It was sad when the lights went down on the Brunson Theater for the last time; the end of an era, really. Its lifetime spanned over 30 years. And oh, what years they were!
That time is represented well in the film, “When the Lights Went Down.”
Thanks to Samantha Johnson, with the Lee College Library, I had the good fortune to view this film recently at Tucker Hall when they showed it once again for those who missed it at the grand re-opening in August.
The Brunson has now been partially restored and given new life, housing Baytown’s tourism offices and a small business start-up site. The exterior shines in all the splendor of its glory days. The lights have come back on to light up Texas Avenue.
One of those people featured in the film was Chris Warford, whose TSO store is on the corner near the theater, where his father operated the original TSO back in the day. Another was Russell Hamman, well known Baytown historian. He was instrumental in the moving and shaking for the Brunson to be restored.
Native son Bill Broyles was also in the film, recalling what the Brunson meant to him as a kid; how movies he saw there awakened a yearning for faraway places and the world beyond Baytown. He now stands tall in that world as a successful writer, responsible for creating “The Castaway,” “Apollo 13” and many others, securing his place as an A-list Hollywood screenwriter.

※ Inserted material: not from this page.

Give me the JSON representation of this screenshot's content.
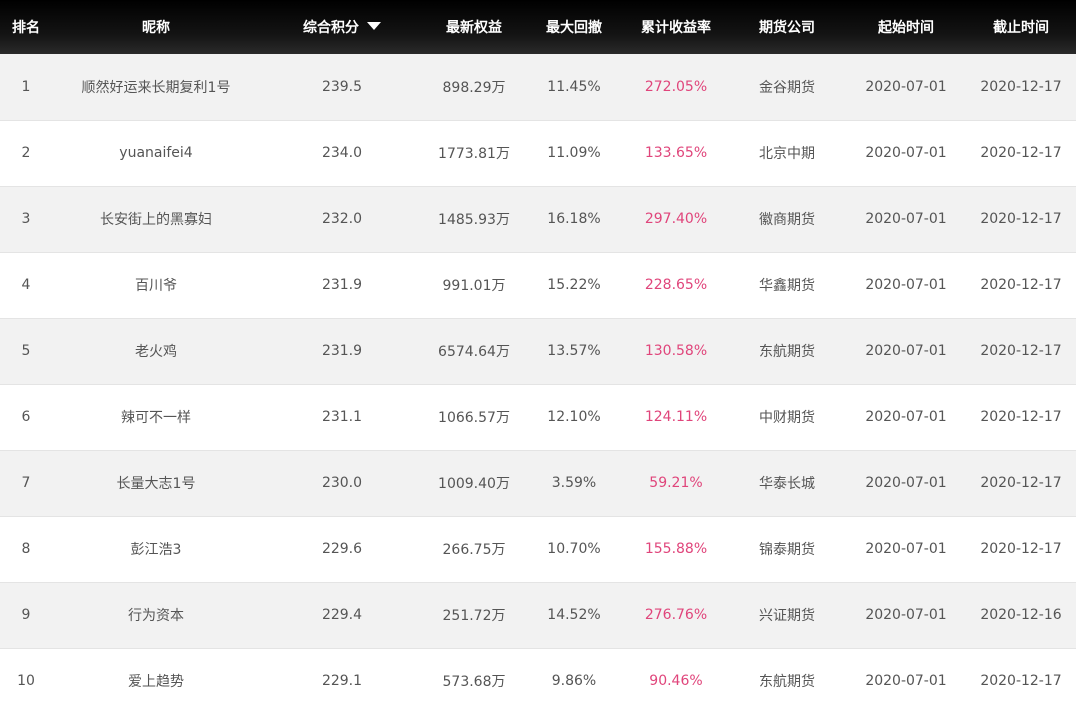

Afterward, there was a panel discussion with Richard King, writer and producer of the film; Kenneth Benitez, director; Scott Carpenter, fan and champion of old movie theaters; Russell Hamman, Baytown historian; and Anna Yowell, tourism coordinator for the city of Baytown. They all discussed the making of the film; how the idea came about, the difficulties they encountered and then fielded questions from the audience.
It was a huge hit of nostalgia for me, since the Brunson was part of my life growing up in Baytown. I loved the Saturday morning kiddie shows as a child.
Then in junior high, when we couldn’t drive on dates yet, we could meet our special sweethearts there. It marked the beginning of the boy/girl rituals when the guy would yawn and stretch and then somehow his arm would end up on the girl’s seatback and then onto her shoulder. Or that moment when he summoned enough courage to cross the chasm and hold the girl’s hand while her breath caught in her throat at that first tender touch.
In high school, the Brunson was THE place to go on a date, and the touching was not as tentative anymore, but done with the surety of experience now. We never came in at the beginning of the movie, but rather watched from the point we got there and then stayed and saw the beginning until it got to the part where we came in.
After the movie, a cruise down Texas Avenue was the order of things, ending at Trainers Drive Inn on Alexander Drive.
All these memories came flooding back as I watched the film.
You see, the Brunson Theater holds a part of our childhood. Those carefree golden days when life was still simple and uncomplicated. It represents a place of fun and good times, where sitting by your friends, you cried, screamed, or laughed together as one. When you left, life seemed a little lighter, not quite as boring, and a bigger, wider place than before. That is the gift that the Brunson Theater gave to us all.
A former longtime Baytown resident, Ginger Stripling now lives in Mont Belvieu. Contact her at email@example.com,
Attention: Ginger Stripling.